The larger picture:“If I had $1 billion to spend….” • Divide it into 10 regional funds of $100 million each to create regional poles that would draw people from Port-au-Prince. • One and only one fund would go to Port-au-Prince for rubble, garbage, sewage, etc. • Each regional fund would be subdivided into • Public infrastructure: roads, water, electricity, garbage collection. • Public works jobs – a major short term component. • Agricultural fund: irrigation, erosion control structures. • Credit, particularly for female market women. • School support, both public and private. • Health care (including physician and nurse training) • Others
Who would manage the regional funds?Who would implement the activities? • Fund management: mixed foreign and Haitian. • Separate activities would be subcontracted. • A small but sufficient percentage would be allocated to local municipal authorities. • Local consultation as to priorities. • The bulk would be allocated on a competitive contractual basis to organizations (Haitian or foreign) with proven track records in selected domains (e.g. health, education, credit). • They would be allowed to budget a maximum of 15% for organizational costs.

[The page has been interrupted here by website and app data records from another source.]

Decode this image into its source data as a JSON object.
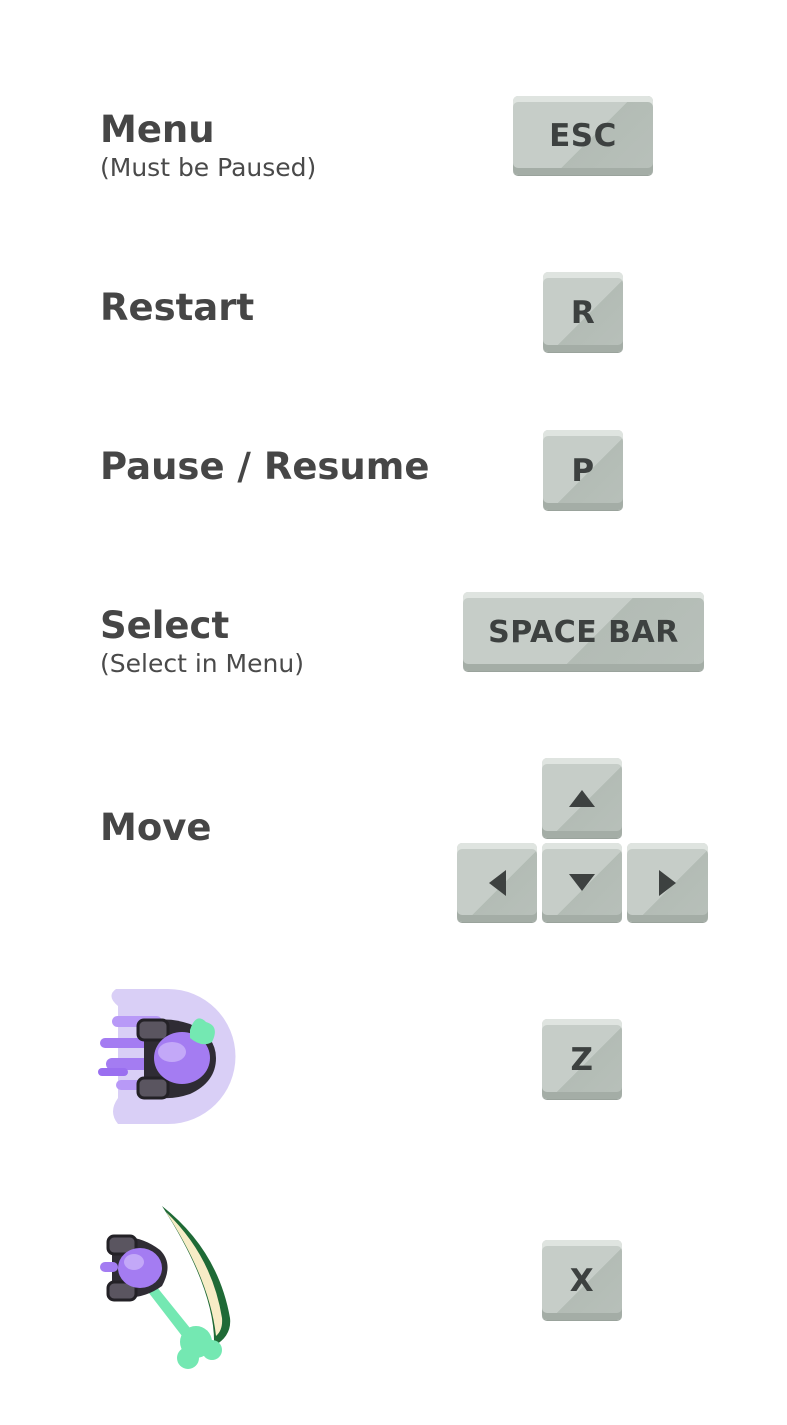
{
  "controls": {
    "menu": {
      "label": "Menu",
      "note": "(Must be Paused)",
      "key": "ESC"
    },
    "restart": {
      "label": "Restart",
      "key": "R"
    },
    "pause": {
      "label": "Pause / Resume",
      "key": "P"
    },
    "select": {
      "label": "Select",
      "note": "(Select in Menu)",
      "key": "SPACE BAR"
    },
    "move": {
      "label": "Move",
      "keys": [
        "up-arrow",
        "left-arrow",
        "down-arrow",
        "right-arrow"
      ]
    },
    "dash": {
      "icon": "dash-ability-sprite",
      "key": "Z"
    },
    "slash": {
      "icon": "slash-ability-sprite",
      "key": "X"
    }
  },
  "colors": {
    "label_text": "#464646",
    "key_face": "#c6cdc8",
    "key_text": "#3d4140",
    "sprite_purple": "#a47cf2",
    "sprite_aura": "#d9cff6",
    "sprite_green": "#74e8b2",
    "blade_cream": "#f7ecc6",
    "blade_green": "#1f6a36"
  }
}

The rest has to be budgeted for bona-fide outputs. Otherwise the proposal gets thrown in the garbage pail.
Current contributions of UF • One of the best library collections on Haiti • Creole language program: largest in the country. • College of Public Health and Health Professions • IFAS (WINNER) • Individual faculty as consultants • Haiti working group • Club Creole – Haitian student group • UF medical student trips to Haiti (in past)
Potential contributions of UF • Goal: become THE premier center of Haiti scholarship • Energetic Haiti-related grant applications. • Search for a Haiti related endowment. • Scholarships for Haitian students. • Special support for Haiti-related theses and dissertations. • Haitian publication series. • Targeted faculty hires . • Increased course offerings. • Minor or Certificate in Haitian Studies
The role of Gainesville? • A sister/city relation between Gainesville and Jacmel. • Gainesville aid to Haiti is often faith-based. • Parish to parish support, both Catholic and Protestant • Personal contributions • Personal visits • The complicated issue of evangelization with public funds.
Potential role of the diaspora • Major perceived obligation: support of kin • Remittances • Assistance in the migratory process • Temporary lodging in the U.S. • Assistance in settling in • Possible support in home communities • Schools? • Credit? • Others? • Return to Haiti in a professional capacity.